■ GIVEN RECORDS
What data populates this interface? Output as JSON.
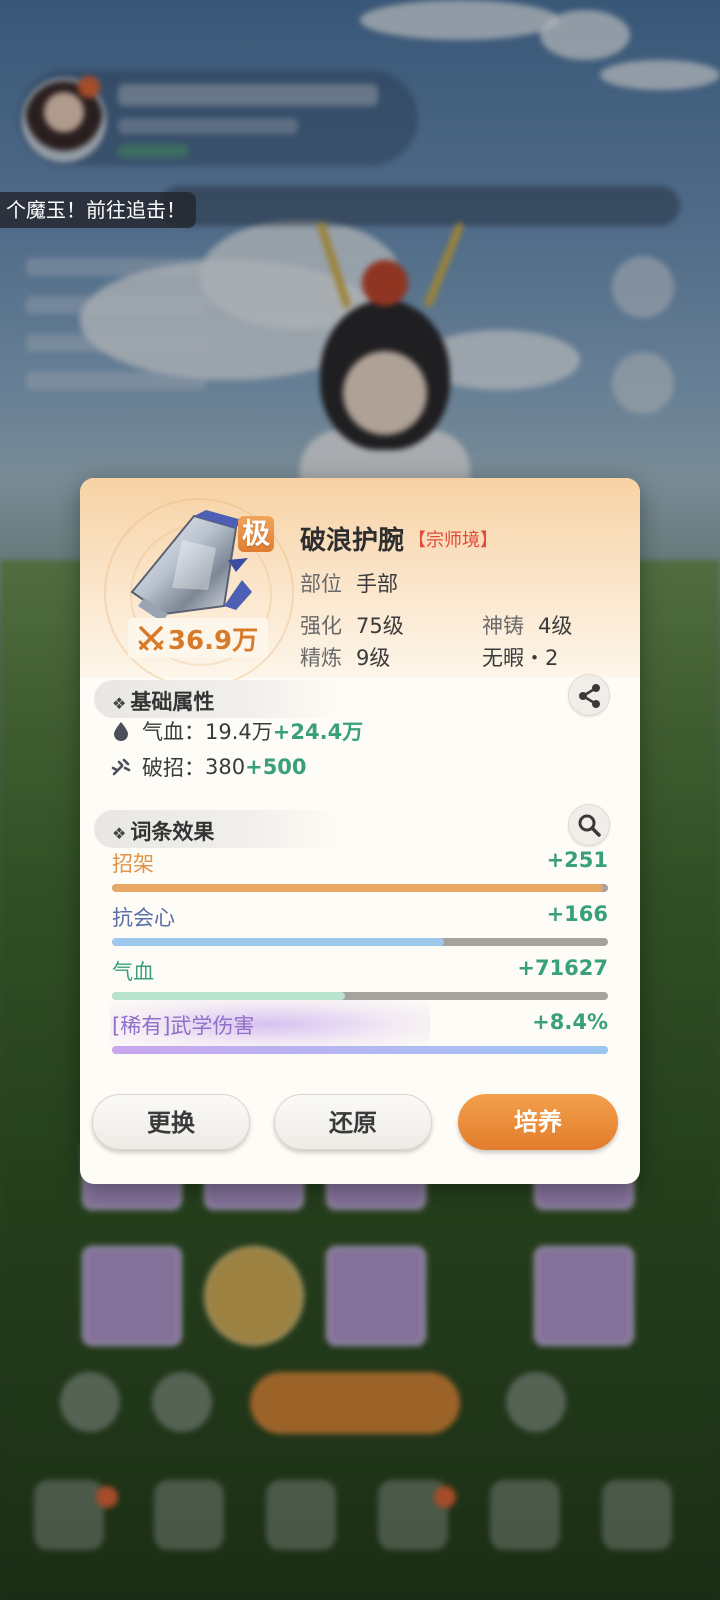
{
  "notification": {
    "text": "个魔玉！前往追击！"
  },
  "item": {
    "name": "破浪护腕",
    "realm": "【宗师境】",
    "grade": "极",
    "power": "36.9万",
    "slot_label": "部位",
    "slot_value": "手部",
    "enhance_label": "强化",
    "enhance_value": "75级",
    "divine_label": "神铸",
    "divine_value": "4级",
    "refine_label": "精炼",
    "refine_value": "9级",
    "flawless": "无暇・2"
  },
  "basic_attributes": {
    "title": "基础属性",
    "share_icon": "share-icon",
    "rows": [
      {
        "icon": "blood-drop-icon",
        "label": "气血：",
        "base": "19.4万",
        "bonus": "+24.4万"
      },
      {
        "icon": "break-move-icon",
        "label": "破招：",
        "base": "380",
        "bonus": "+500"
      }
    ]
  },
  "affixes": {
    "title": "词条效果",
    "search_icon": "magnifier-icon",
    "rows": [
      {
        "name": "招架",
        "value": "+251",
        "fill": 0.99,
        "color": "#e8a865",
        "name_color": "#e0934a"
      },
      {
        "name": "抗会心",
        "value": "+166",
        "fill": 0.67,
        "color": "#9ec8ee",
        "name_color": "#5a6fa6"
      },
      {
        "name": "气血",
        "value": "+71627",
        "fill": 0.47,
        "color": "#b9e3cf",
        "name_color": "#3aa07a"
      },
      {
        "name": "[稀有]武学伤害",
        "value": "+8.4%",
        "fill": 1.0,
        "color": "gradient-purple-blue",
        "name_color": "#8f6fc9"
      }
    ]
  },
  "buttons": {
    "replace": "更换",
    "restore": "还原",
    "cultivate": "培养"
  },
  "colors": {
    "accent_orange": "#e27c2c",
    "bonus_green": "#3aa07a",
    "realm_red": "#e04a3a"
  }
}
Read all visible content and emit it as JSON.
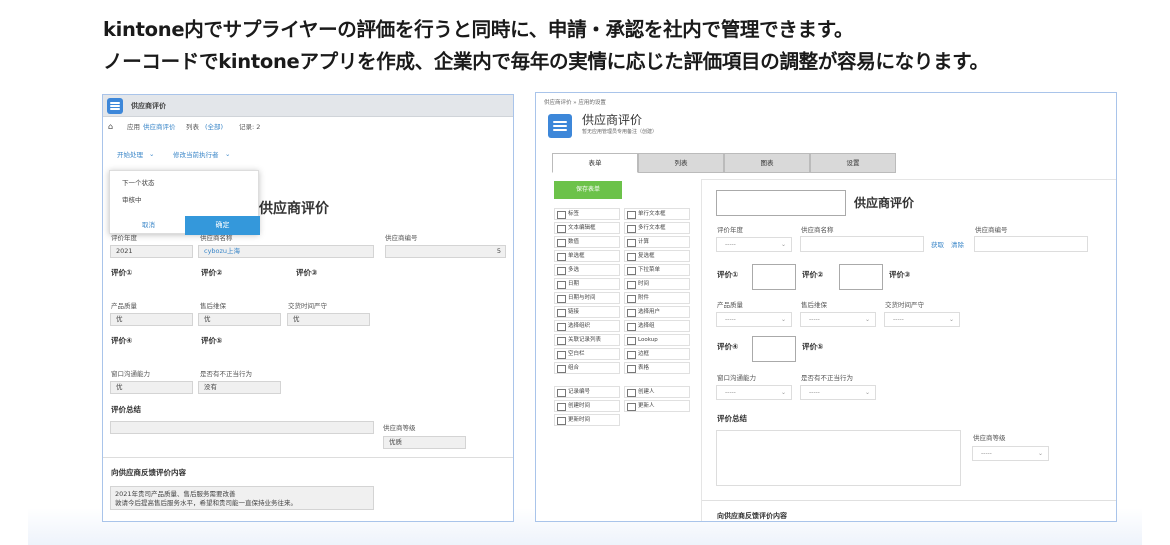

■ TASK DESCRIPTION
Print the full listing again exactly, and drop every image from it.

■ SOLUTION
What data populates this interface? Output as JSON.
{
  "notification": {
    "text": "个魔玉！前往追击！"
  },
  "item": {
    "name": "破浪护腕",
    "realm": "【宗师境】",
    "grade": "极",
    "power": "36.9万",
    "slot_label": "部位",
    "slot_value": "手部",
    "enhance_label": "强化",
    "enhance_value": "75级",
    "divine_label": "神铸",
    "divine_value": "4级",
    "refine_label": "精炼",
    "refine_value": "9级",
    "flawless": "无暇・2"
  },
  "basic_attributes": {
    "title": "基础属性",
    "share_icon": "share-icon",
    "rows": [
      {
        "icon": "blood-drop-icon",
        "label": "气血：",
        "base": "19.4万",
        "bonus": "+24.4万"
      },
      {
        "icon": "break-move-icon",
        "label": "破招：",
        "base": "380",
        "bonus": "+500"
      }
    ]
  },
  "affixes": {
    "title": "词条效果",
    "search_icon": "magnifier-icon",
    "rows": [
      {
        "name": "招架",
        "value": "+251",
        "fill": 0.99,
        "color": "#e8a865",
        "name_color": "#e0934a"
      },
      {
        "name": "抗会心",
        "value": "+166",
        "fill": 0.67,
        "color": "#9ec8ee",
        "name_color": "#5a6fa6"
      },
      {
        "name": "气血",
        "value": "+71627",
        "fill": 0.47,
        "color": "#b9e3cf",
        "name_color": "#3aa07a"
      },
      {
        "name": "[稀有]武学伤害",
        "value": "+8.4%",
        "fill": 1.0,
        "color": "gradient-purple-blue",
        "name_color": "#8f6fc9"
      }
    ]
  },
  "buttons": {
    "replace": "更换",
    "restore": "还原",
    "cultivate": "培养"
  },
  "colors": {
    "accent_orange": "#e27c2c",
    "bonus_green": "#3aa07a",
    "realm_red": "#e04a3a"
  }
}
Read all visible content and emit it as JSON.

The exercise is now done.